▶ _Task to carry out_: Which lines in the data below contain the word "oneprocloud"? Copy each of them.
======== Source information ========
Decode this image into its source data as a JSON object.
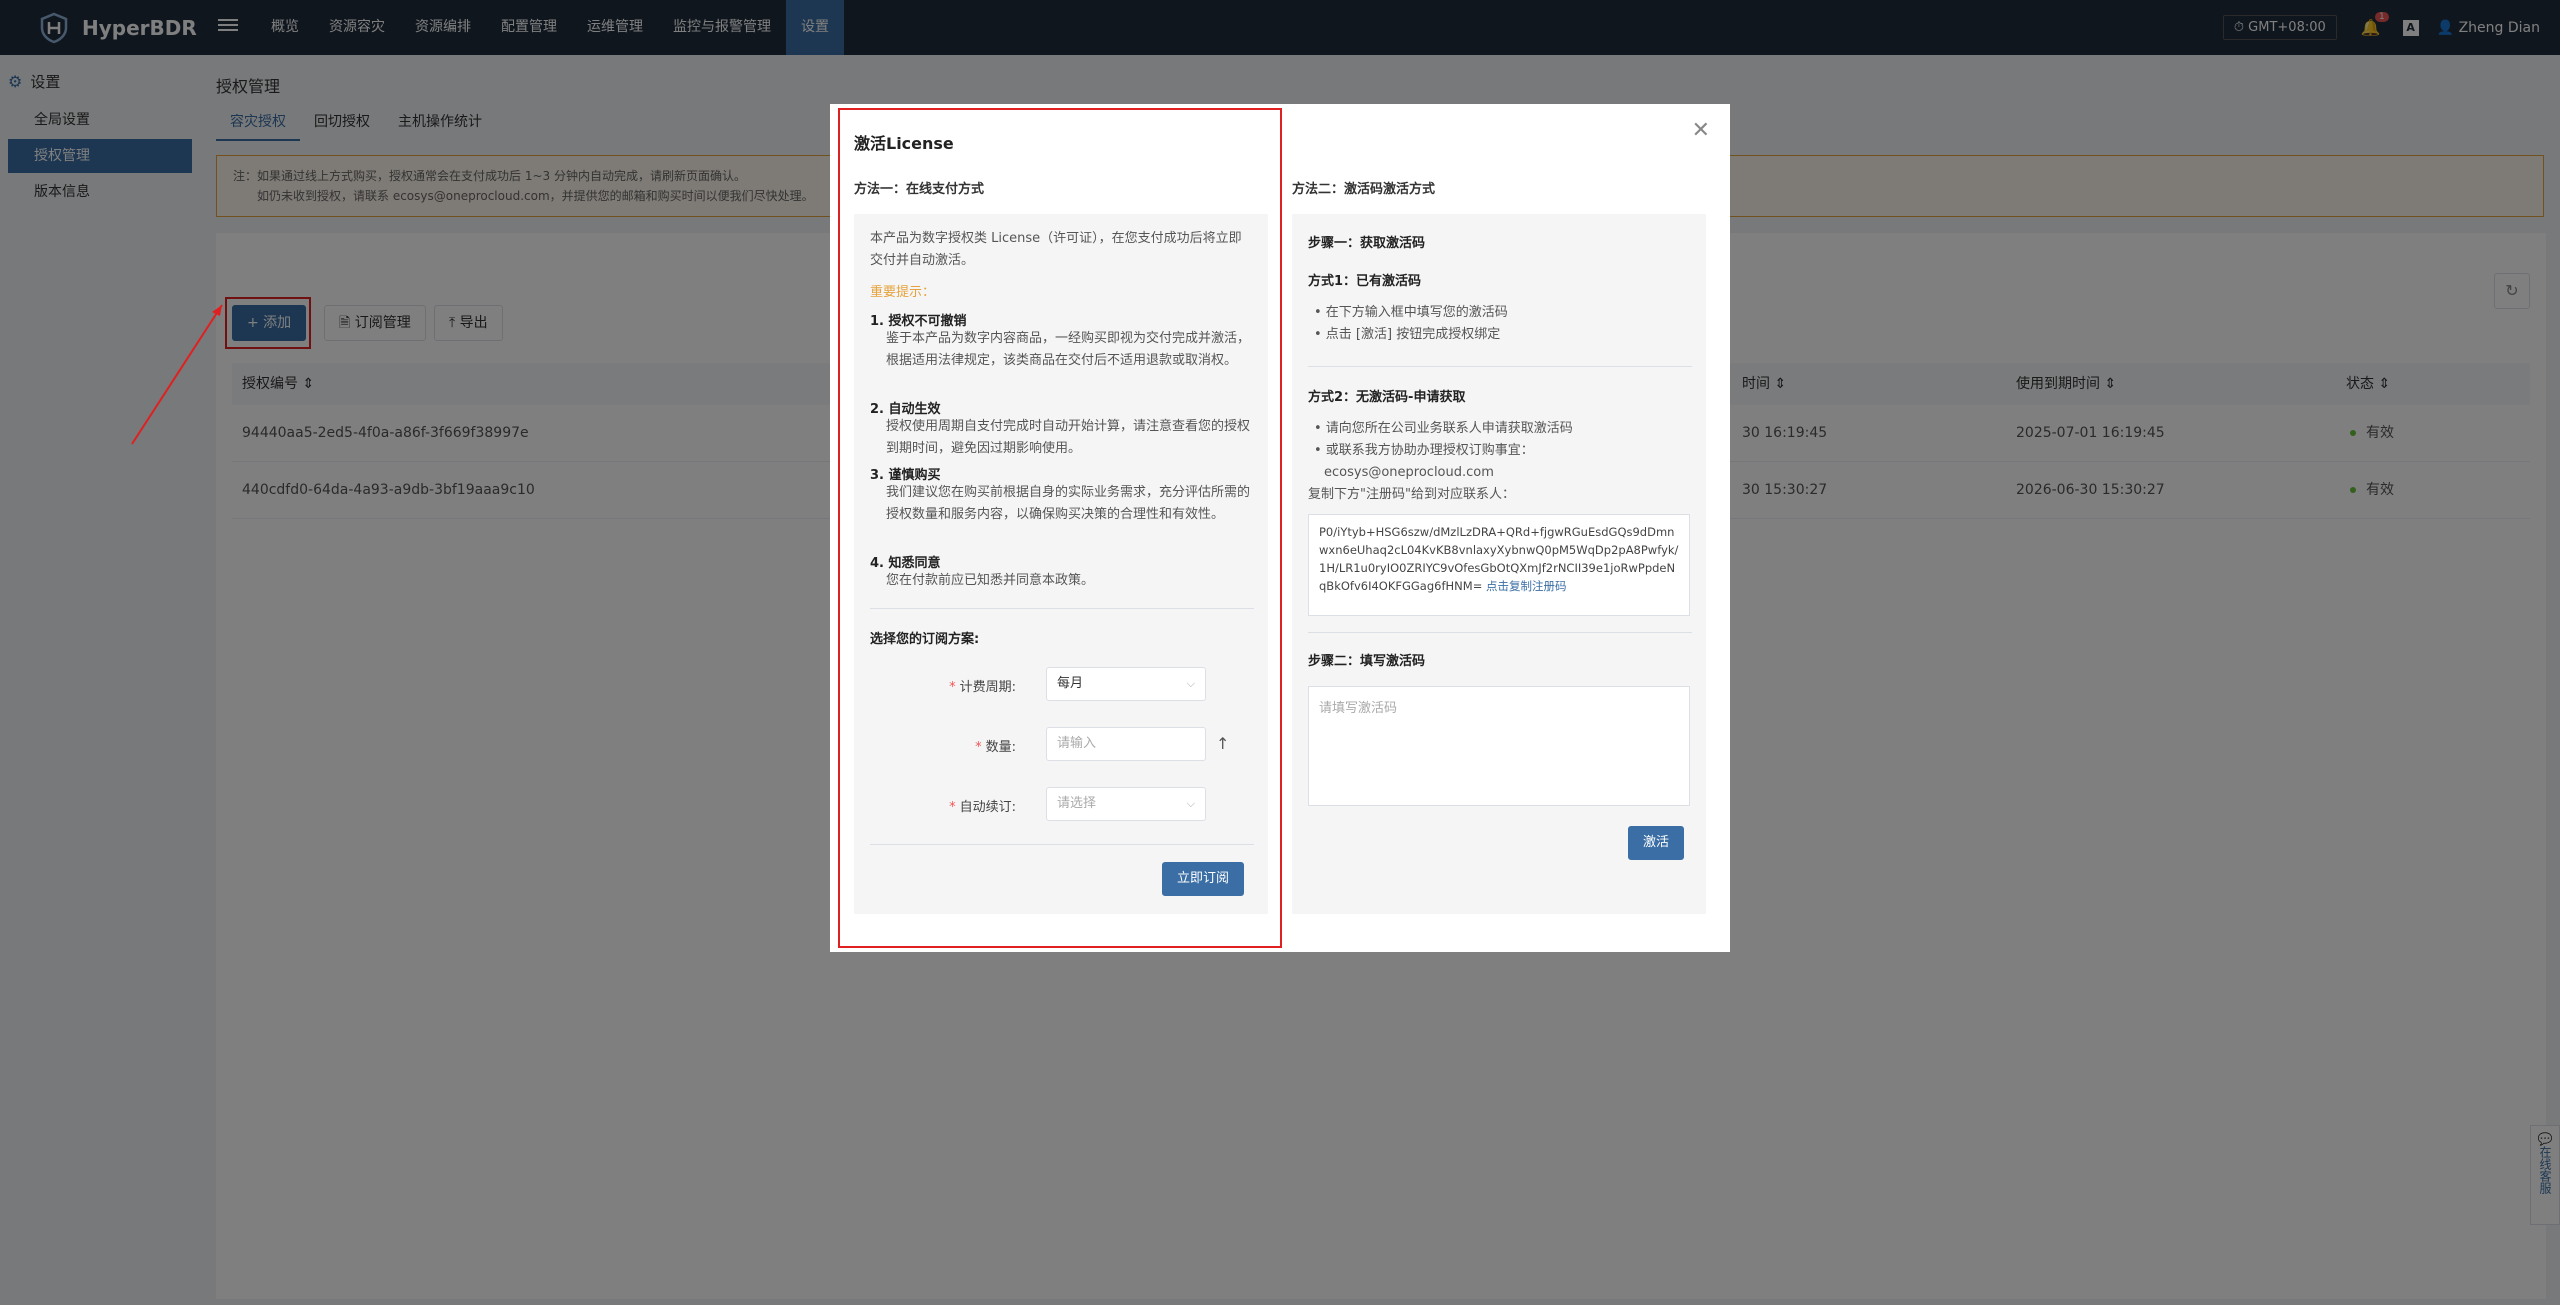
{
  "app": {
    "name": "HyperBDR"
  },
  "nav": {
    "items": [
      "概览",
      "资源容灾",
      "资源编排",
      "配置管理",
      "运维管理",
      "监控与报警管理",
      "设置"
    ],
    "active_index": 6
  },
  "topright": {
    "timezone": "GMT+08:00",
    "bell_count": "1",
    "lang": "A",
    "user": "Zheng Dian"
  },
  "sidebar": {
    "title": "设置",
    "items": [
      "全局设置",
      "授权管理",
      "版本信息"
    ],
    "active_index": 1
  },
  "page": {
    "title": "授权管理",
    "tabs": [
      "容灾授权",
      "回切授权",
      "主机操作统计"
    ],
    "active_tab": 0,
    "notice_line1": "注：如果通过线上方式购买，授权通常会在支付成功后 1~3 分钟内自动完成，请刷新页面确认。",
    "notice_line2": "如仍未收到授权，请联系 ecosys@oneprocloud.com，并提供您的邮箱和购买时间以便我们尽快处理。"
  },
  "toolbar": {
    "add": "+ 添加",
    "subscription": "订阅管理",
    "export": "导出"
  },
  "table": {
    "headers": {
      "id": "授权编号",
      "time": "时间",
      "expire": "使用到期时间",
      "status": "状态"
    },
    "rows": [
      {
        "id": "94440aa5-2ed5-4f0a-a86f-3f669f38997e",
        "time": "30 16:19:45",
        "expire": "2025-07-01 16:19:45",
        "status": "有效"
      },
      {
        "id": "440cdfd0-64da-4a93-a9db-3bf19aaa9c10",
        "time": "30 15:30:27",
        "expire": "2026-06-30 15:30:27",
        "status": "有效"
      }
    ]
  },
  "modal": {
    "title": "激活License",
    "method1": {
      "title": "方法一：在线支付方式",
      "intro": "本产品为数字授权类 License（许可证），在您支付成功后将立即交付并自动激活。",
      "important": "重要提示：",
      "points": [
        {
          "title": "1. 授权不可撤销",
          "body": "鉴于本产品为数字内容商品，一经购买即视为交付完成并激活，根据适用法律规定，该类商品在交付后不适用退款或取消权。"
        },
        {
          "title": "2. 自动生效",
          "body": "授权使用周期自支付完成时自动开始计算，请注意查看您的授权到期时间，避免因过期影响使用。"
        },
        {
          "title": "3. 谨慎购买",
          "body": "我们建议您在购买前根据自身的实际业务需求，充分评估所需的授权数量和服务内容，以确保购买决策的合理性和有效性。"
        },
        {
          "title": "4. 知悉同意",
          "body": "您在付款前应已知悉并同意本政策。"
        }
      ],
      "plan_title": "选择您的订阅方案:",
      "billing_label": "计费周期:",
      "billing_value": "每月",
      "qty_label": "数量:",
      "qty_placeholder": "请输入",
      "renew_label": "自动续订:",
      "renew_placeholder": "请选择",
      "subscribe": "立即订阅"
    },
    "method2": {
      "title": "方法二：激活码激活方式",
      "step1": "步骤一：获取激活码",
      "way1": "方式1：已有激活码",
      "way1_items": [
        "• 在下方输入框中填写您的激活码",
        "• 点击 [激活] 按钮完成授权绑定"
      ],
      "way2": "方式2：无激活码-申请获取",
      "way2_items": [
        "• 请向您所在公司业务联系人申请获取激活码",
        "• 或联系我方协助办理授权订购事宜："
      ],
      "email": "ecosys@oneprocloud.com",
      "copy_hint": "复制下方\"注册码\"给到对应联系人：",
      "reg_code": "P0/iYtyb+HSG6szw/dMzlLzDRA+QRd+fjgwRGuEsdGQs9dDmnwxn6eUhaq2cL04KvKB8vnlaxyXybnwQ0pM5WqDp2pA8Pwfyk/1H/LR1u0ryIO0ZRIYC9vOfesGbOtQXmJf2rNCII39e1joRwPpdeNqBkOfv6I4OKFGGag6fHNM=",
      "copy_link": "点击复制注册码",
      "step2": "步骤二：填写激活码",
      "code_placeholder": "请填写激活码",
      "activate": "激活"
    }
  },
  "float_tab": "在线客服",
  "colors": {
    "nav_bg": "#1f2d3d",
    "primary": "#3a6ea5",
    "highlight": "#e02020"
  }
}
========
▶ _Solution_:
    "notice_line2": "如仍未收到授权，请联系 ecosys@oneprocloud.com，并提供您的邮箱和购买时间以便我们尽快处理。"
      "email": "ecosys@oneprocloud.com",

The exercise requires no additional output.